Review: The Amazing Spider-Man 2 stumbles in its swing
Platform: Xbox One, PS4, Xbox 360, PS3, Wii U
When a movie-related video game releases at the same time as the film, usually there's a question of what corners were cut so that the game could make its release. After all, working under a deadline can be quite pressing, especially when it's a game of large scope. That tight development schedule seems to have hurt The Amazing Spider-Man 2, and while there's still fun to be had, it stumbles over its own feet far too often.
Beenox, the developers behind Shattered Dimensions, Edge of Time, and a number of other games, returns to take the reins for The Amazing Spider-Man 2, and, for the most part, has the basics nailed down. This is an open-world game where you can explore the city of New York, stopping petty crimes, visiting locales that tie in with the main story, and even swinging by the local comic book shop to see what figurines and comic books you've unlocked, based upon what you've collected throughout the city.
The most interesting aspect of Amazing Spider-Man 2 is being able to swing with either your left arm or right arm. At first glance, this adds a new depth of gameplay to Spidey, enabling him to swing with a bit more accuracy, particularly around turns. However, swinging can be its own worst enemy, as you're sometimes dragging along rooftops or glitching out as you run into walls. Still, when it works right, you actually feel like Spider-Man – which is a good thing.
The combat is fine, though not spectacular, and features Spidey knocking out enemies, using signature attacks and occasionally countering an incoming strike. It works on a basic level, and could have been a lot worse, but this is a far cry from the excellence seen in the Arkham Batman games.

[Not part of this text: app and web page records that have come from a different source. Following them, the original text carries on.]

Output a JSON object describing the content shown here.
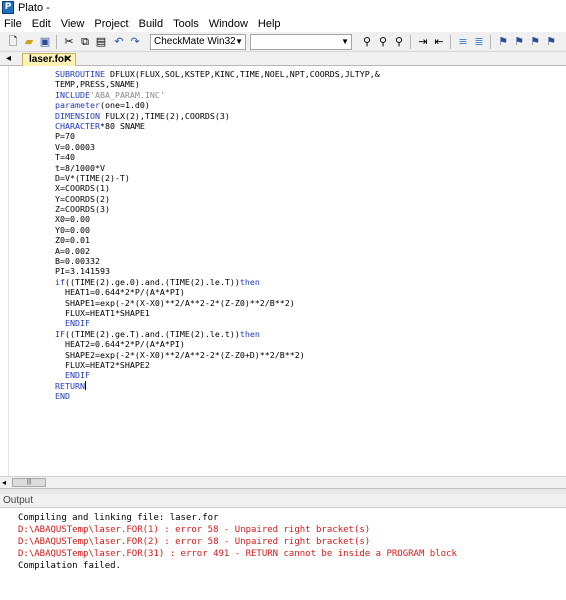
{
  "window": {
    "title": "Plato -",
    "app_icon": "plato-app-icon"
  },
  "menu": [
    "File",
    "Edit",
    "View",
    "Project",
    "Build",
    "Tools",
    "Window",
    "Help"
  ],
  "toolbar": {
    "build_config": "CheckMate Win32",
    "second_combo": "",
    "icons": [
      "new-file-icon",
      "open-folder-icon",
      "save-icon",
      "cut-icon",
      "copy-icon",
      "paste-icon",
      "undo-icon",
      "redo-icon",
      "binoculars-find-icon",
      "find-next-icon",
      "find-in-files-icon",
      "indent-icon",
      "outdent-icon",
      "comment-icon",
      "uncomment-icon",
      "bookmark-icon",
      "next-bookmark-icon",
      "prev-bookmark-icon",
      "clear-bookmarks-icon"
    ]
  },
  "tab": {
    "label": "laser.for"
  },
  "code": [
    [
      [
        "kw",
        "SUBROUTINE"
      ],
      [
        "t",
        " DFLUX(FLUX,SOL,KSTEP,KINC,TIME,NOEL,NPT,COORDS,JLTYP,&"
      ]
    ],
    [
      [
        "t",
        "TEMP,PRESS,SNAME)"
      ]
    ],
    [
      [
        "kw",
        "INCLUDE"
      ],
      [
        "str",
        "'ABA_PARAM.INC'"
      ]
    ],
    [
      [
        "kw",
        "parameter"
      ],
      [
        "t",
        "(one=1.d0)"
      ]
    ],
    [
      [
        "kw",
        "DIMENSION"
      ],
      [
        "t",
        " FULX(2),TIME(2),COORDS(3)"
      ]
    ],
    [
      [
        "kw",
        "CHARACTER"
      ],
      [
        "t",
        "*80 SNAME"
      ]
    ],
    [
      [
        "t",
        "P=70"
      ]
    ],
    [
      [
        "t",
        "V=0.0003"
      ]
    ],
    [
      [
        "t",
        "T=40"
      ]
    ],
    [
      [
        "t",
        "t=8/1000*V"
      ]
    ],
    [
      [
        "t",
        "D=V*(TIME(2)-T)"
      ]
    ],
    [
      [
        "t",
        "X=COORDS(1)"
      ]
    ],
    [
      [
        "t",
        "Y=COORDS(2)"
      ]
    ],
    [
      [
        "t",
        "Z=COORDS(3)"
      ]
    ],
    [
      [
        "t",
        "X0=0.00"
      ]
    ],
    [
      [
        "t",
        "Y0=0.00"
      ]
    ],
    [
      [
        "t",
        "Z0=0.01"
      ]
    ],
    [
      [
        "t",
        "A=0.002"
      ]
    ],
    [
      [
        "t",
        "B=0.00332"
      ]
    ],
    [
      [
        "t",
        "PI=3.141593"
      ]
    ],
    [
      [
        "kw",
        "if"
      ],
      [
        "t",
        "((TIME(2).ge.0).and.(TIME(2).le.T))"
      ],
      [
        "kw",
        "then"
      ]
    ],
    [
      [
        "t",
        "  HEAT1=0.644*2*P/(A*A*PI)"
      ]
    ],
    [
      [
        "t",
        "  SHAPE1=exp(-2*(X-X0)**2/A**2-2*(Z-Z0)**2/B**2)"
      ]
    ],
    [
      [
        "t",
        "  FLUX=HEAT1*SHAPE1"
      ]
    ],
    [
      [
        "kw",
        "  ENDIF"
      ]
    ],
    [
      [
        "kw",
        "IF"
      ],
      [
        "t",
        "((TIME(2).ge.T).and.(TIME(2).le.t))"
      ],
      [
        "kw",
        "then"
      ]
    ],
    [
      [
        "t",
        "  HEAT2=0.644*2*P/(A*A*PI)"
      ]
    ],
    [
      [
        "t",
        "  SHAPE2=exp(-2*(X-X0)**2/A**2-2*(Z-Z0+D)**2/B**2)"
      ]
    ],
    [
      [
        "t",
        "  FLUX=HEAT2*SHAPE2"
      ]
    ],
    [
      [
        "kw",
        "  ENDIF"
      ]
    ],
    [
      [
        "kw",
        "RETURN"
      ],
      [
        "cursor",
        ""
      ]
    ],
    [
      [
        "kw",
        "END"
      ]
    ]
  ],
  "output": {
    "title": "Output",
    "lines": [
      {
        "text": "Compiling and linking file: laser.for",
        "type": "info"
      },
      {
        "text": "D:\\ABAQUSTemp\\laser.FOR(1) : error 58 - Unpaired right bracket(s)",
        "type": "error"
      },
      {
        "text": "D:\\ABAQUSTemp\\laser.FOR(2) : error 58 - Unpaired right bracket(s)",
        "type": "error"
      },
      {
        "text": "D:\\ABAQUSTemp\\laser.FOR(31) : error 491 - RETURN cannot be inside a PROGRAM block",
        "type": "error"
      },
      {
        "text": "Compilation failed.",
        "type": "info"
      }
    ]
  },
  "colors": {
    "keyword": "#1f3bb3",
    "string": "#8d8d8d",
    "error": "#d01c1c",
    "active_tab": "#fef3b2"
  }
}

Where Amazing Spider-Man 2 tends to drag is with its side segments. There are just too many of them, and too many of them don't work very well on a technical level. For instance, taking down a car full of thugs should be entertaining, but in this game it usually means frantically pressing buttons and trying to figure out why you're clipping through a bus -- and that only gets more frustrating once you've done similar things a dozen times before.
Then…there are the Peter Parker segments. These are just completely annoying, and their inclusion in the game is baffling; how many people will pick up this game because they're looking for a chance to play as Peter Parker? Rather than swinging through the city, Peter barely gets around, and has to spend his time asking a series of annoying questions just to fill in the backstory. The photography segments are pointless as well, and feature Peter criticizing the player's camera skills whenever they don't get an item perfectly in frame. Beenox should've done away with these segments altogether. The opening of Arkham City where players briefly play as Bruce Wayne wasn't something that needed to be copied and expanded, guys.
Amazing Spider-Man 2 does have some good content to offer, particularly when new villains enter the fray along with ones from the film. It was nice to see Venom again, even if his presence seems weaker here than in other games. Fans will enjoy seeing some of these faces again.
What they won't enjoy, however, are the glitches. Even though New York continues to look dazzling, there are too many circumstances where enemies blend into walls and swings go wildly out of control after Spider-Man hits a wall. The camera is actually the game's greatest threat, and it's easy to get confused and lost, which is obviously a huge problem on timed missions. Spider-Man is supposed to be able to sense danger, but in this game you'll struggle just to keep heading in the proper direction.
Here are the criteria I consider most important for judging The Amazing Spider-Man 2:
#1 Presentation – 6/10
A mostly remarkable looking New York City is present, but so are several glitches that should've been fixed before the game's release.
#2 Side content – 5/10
Another mixed bag. Some missions are great, but others, like the Peter Parker segments, were irritating and pointless.
#3 Gameplay – 7/10
The dual-swinging system is nice, but imperfect, and the combat is satisfactory, but hardly innovative.
#4 Unlockables – 8/10
Comic book fans will love unlocking interactive issues strewn across the city, and the figurines are pretty nice, too.
Overall score: 6.5
Unfortunately, Amazing Spider-Man 2 is far from Beenox's greatest effort. There are times that the superhero feeling is definitely there, but then we're brought right back down to Earth by annoying Peter Parker segments and bothersome glitches. The curse of the movie-licensed game strikes again. Here's hoping that we see something better once the next Spider-Man game hits the market.